"He is yet to say sorry for the anguish he has caused people suffering from cancer up and down the country while they waited for the government to deliver on their promises."

Reti reiterated, following the announcement’s backlash that "at the end of the day, the time and urgency we had to move at pace and get that implementation sorted, it was what it was".

He added that figuring out the number of infusion seats needed and identifying the health status of NZ were time-consuming factors.

"That was always going to take a piece of time and we just weren't quite ready on budget day,” Reti said.

"I think for the 175,000 people who will benefit from this, all they see is themselves.

"That's the good thing when we stand back and think this is one of the biggest injections into Pharmac ever, for cancer medicines ever, that's the big picture."

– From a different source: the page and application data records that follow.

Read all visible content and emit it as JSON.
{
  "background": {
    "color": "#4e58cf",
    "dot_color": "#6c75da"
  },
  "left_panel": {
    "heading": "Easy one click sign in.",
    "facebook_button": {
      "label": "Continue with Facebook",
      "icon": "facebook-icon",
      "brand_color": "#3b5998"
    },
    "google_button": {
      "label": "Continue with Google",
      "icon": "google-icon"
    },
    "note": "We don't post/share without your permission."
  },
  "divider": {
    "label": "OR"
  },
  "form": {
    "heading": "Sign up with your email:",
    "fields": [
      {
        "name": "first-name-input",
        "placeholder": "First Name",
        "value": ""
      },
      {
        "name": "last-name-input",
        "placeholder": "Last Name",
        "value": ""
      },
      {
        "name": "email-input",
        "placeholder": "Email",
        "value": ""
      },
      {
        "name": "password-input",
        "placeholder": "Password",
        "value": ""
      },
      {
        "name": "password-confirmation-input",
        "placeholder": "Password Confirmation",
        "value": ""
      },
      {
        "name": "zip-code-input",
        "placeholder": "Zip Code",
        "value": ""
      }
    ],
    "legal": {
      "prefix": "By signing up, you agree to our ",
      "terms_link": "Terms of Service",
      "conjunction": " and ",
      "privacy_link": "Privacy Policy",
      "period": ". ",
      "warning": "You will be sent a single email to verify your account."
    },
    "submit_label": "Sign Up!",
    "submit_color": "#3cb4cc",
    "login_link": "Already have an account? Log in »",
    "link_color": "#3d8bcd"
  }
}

Reti said the ball is now in Pharmac and Health New Zealand's court, a sentiment that Patient Voice Aotearoa (PVA) Chairman Malcolm Mulholland shares.

Malcolm Mulholland. Photo/Facebook

Mulholland said National's pre-election promise of 13 cancer treatments which is now doubled alongside 28 additional medicines is "really good news".

He adds that there's a general feeling of satisfaction with the announcement amongst advocates but that there is lingering anxiety over the delay.

While some of the cancer drugs could be available within three months, it could take a year before the rest of the treatments are available.

"Some patients don't get time to wait and some patients have already spent thousands and thousands of dollars on unfunded medicine," Mulholland said.

"We now shift our focus away from the government and onto Pharmac with the call to fund these drugs as quickly as you can.

"There's no reason why there should be a delay. If there are issues around the supply of the drug but the drugs are in Australia for example, then it shouldn't be that difficult.”